(Provided material):
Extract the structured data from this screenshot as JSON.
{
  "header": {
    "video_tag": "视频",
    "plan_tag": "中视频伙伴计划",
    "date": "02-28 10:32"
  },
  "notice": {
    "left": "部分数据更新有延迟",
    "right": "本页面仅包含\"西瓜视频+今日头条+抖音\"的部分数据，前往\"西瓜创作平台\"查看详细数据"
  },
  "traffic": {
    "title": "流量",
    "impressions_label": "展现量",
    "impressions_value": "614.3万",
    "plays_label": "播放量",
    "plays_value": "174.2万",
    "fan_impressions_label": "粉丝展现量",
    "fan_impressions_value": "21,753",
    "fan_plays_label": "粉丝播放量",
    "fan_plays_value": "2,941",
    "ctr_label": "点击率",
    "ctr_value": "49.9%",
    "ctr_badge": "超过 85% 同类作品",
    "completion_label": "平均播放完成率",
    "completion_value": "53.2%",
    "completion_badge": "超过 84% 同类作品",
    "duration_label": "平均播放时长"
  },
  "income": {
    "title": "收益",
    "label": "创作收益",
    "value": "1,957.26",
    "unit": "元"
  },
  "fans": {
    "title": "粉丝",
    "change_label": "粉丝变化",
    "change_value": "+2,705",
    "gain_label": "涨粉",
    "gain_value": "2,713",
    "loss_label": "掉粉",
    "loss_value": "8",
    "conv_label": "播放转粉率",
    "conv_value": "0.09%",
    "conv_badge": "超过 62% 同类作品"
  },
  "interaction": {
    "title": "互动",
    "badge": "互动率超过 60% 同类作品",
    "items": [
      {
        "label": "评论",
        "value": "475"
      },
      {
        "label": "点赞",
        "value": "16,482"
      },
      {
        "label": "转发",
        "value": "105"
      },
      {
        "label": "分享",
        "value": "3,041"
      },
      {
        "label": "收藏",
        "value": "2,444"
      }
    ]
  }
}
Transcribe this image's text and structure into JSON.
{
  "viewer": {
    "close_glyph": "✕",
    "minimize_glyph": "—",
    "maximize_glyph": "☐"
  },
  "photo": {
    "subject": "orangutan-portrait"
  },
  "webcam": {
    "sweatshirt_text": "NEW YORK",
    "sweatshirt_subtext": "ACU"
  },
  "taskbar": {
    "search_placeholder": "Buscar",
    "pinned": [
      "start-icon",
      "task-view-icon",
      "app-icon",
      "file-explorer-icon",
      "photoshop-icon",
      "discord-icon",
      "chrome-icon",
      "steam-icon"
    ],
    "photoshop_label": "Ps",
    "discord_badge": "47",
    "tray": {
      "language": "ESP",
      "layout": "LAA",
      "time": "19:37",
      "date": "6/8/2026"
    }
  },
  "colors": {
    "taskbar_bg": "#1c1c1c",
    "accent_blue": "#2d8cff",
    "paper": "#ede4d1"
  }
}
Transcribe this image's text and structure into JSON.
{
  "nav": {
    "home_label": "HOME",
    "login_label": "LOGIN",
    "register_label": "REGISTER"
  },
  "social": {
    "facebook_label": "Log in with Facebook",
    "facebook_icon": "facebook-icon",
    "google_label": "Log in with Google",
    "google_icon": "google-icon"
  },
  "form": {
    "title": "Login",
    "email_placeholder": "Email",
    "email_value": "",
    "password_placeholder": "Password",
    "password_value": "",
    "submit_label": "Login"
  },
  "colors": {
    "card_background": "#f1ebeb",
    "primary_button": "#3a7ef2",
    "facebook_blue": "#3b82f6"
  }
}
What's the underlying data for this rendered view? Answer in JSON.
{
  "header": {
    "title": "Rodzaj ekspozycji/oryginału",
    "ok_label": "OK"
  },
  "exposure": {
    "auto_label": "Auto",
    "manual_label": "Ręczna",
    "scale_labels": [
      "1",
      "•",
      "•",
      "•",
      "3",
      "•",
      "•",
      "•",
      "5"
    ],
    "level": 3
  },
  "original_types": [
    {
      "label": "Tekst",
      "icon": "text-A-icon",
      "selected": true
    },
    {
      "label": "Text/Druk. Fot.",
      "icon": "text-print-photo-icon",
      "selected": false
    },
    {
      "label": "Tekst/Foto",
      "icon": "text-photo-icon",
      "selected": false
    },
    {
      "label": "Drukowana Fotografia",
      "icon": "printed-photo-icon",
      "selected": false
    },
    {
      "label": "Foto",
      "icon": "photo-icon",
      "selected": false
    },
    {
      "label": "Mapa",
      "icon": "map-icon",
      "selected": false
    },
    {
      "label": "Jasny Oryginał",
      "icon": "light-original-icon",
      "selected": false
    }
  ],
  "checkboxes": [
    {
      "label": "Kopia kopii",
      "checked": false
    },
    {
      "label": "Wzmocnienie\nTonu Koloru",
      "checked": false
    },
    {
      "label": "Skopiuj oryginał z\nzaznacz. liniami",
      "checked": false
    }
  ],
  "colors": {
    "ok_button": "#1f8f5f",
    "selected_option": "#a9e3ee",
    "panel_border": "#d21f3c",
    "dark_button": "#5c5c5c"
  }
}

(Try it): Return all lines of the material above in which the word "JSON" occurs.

(Output of the task):
Extract the structured data from this screenshot as JSON.
Transcribe this image's text and structure into JSON.
Transcribe this image's text and structure into JSON.
What's the underlying data for this rendered view? Answer in JSON.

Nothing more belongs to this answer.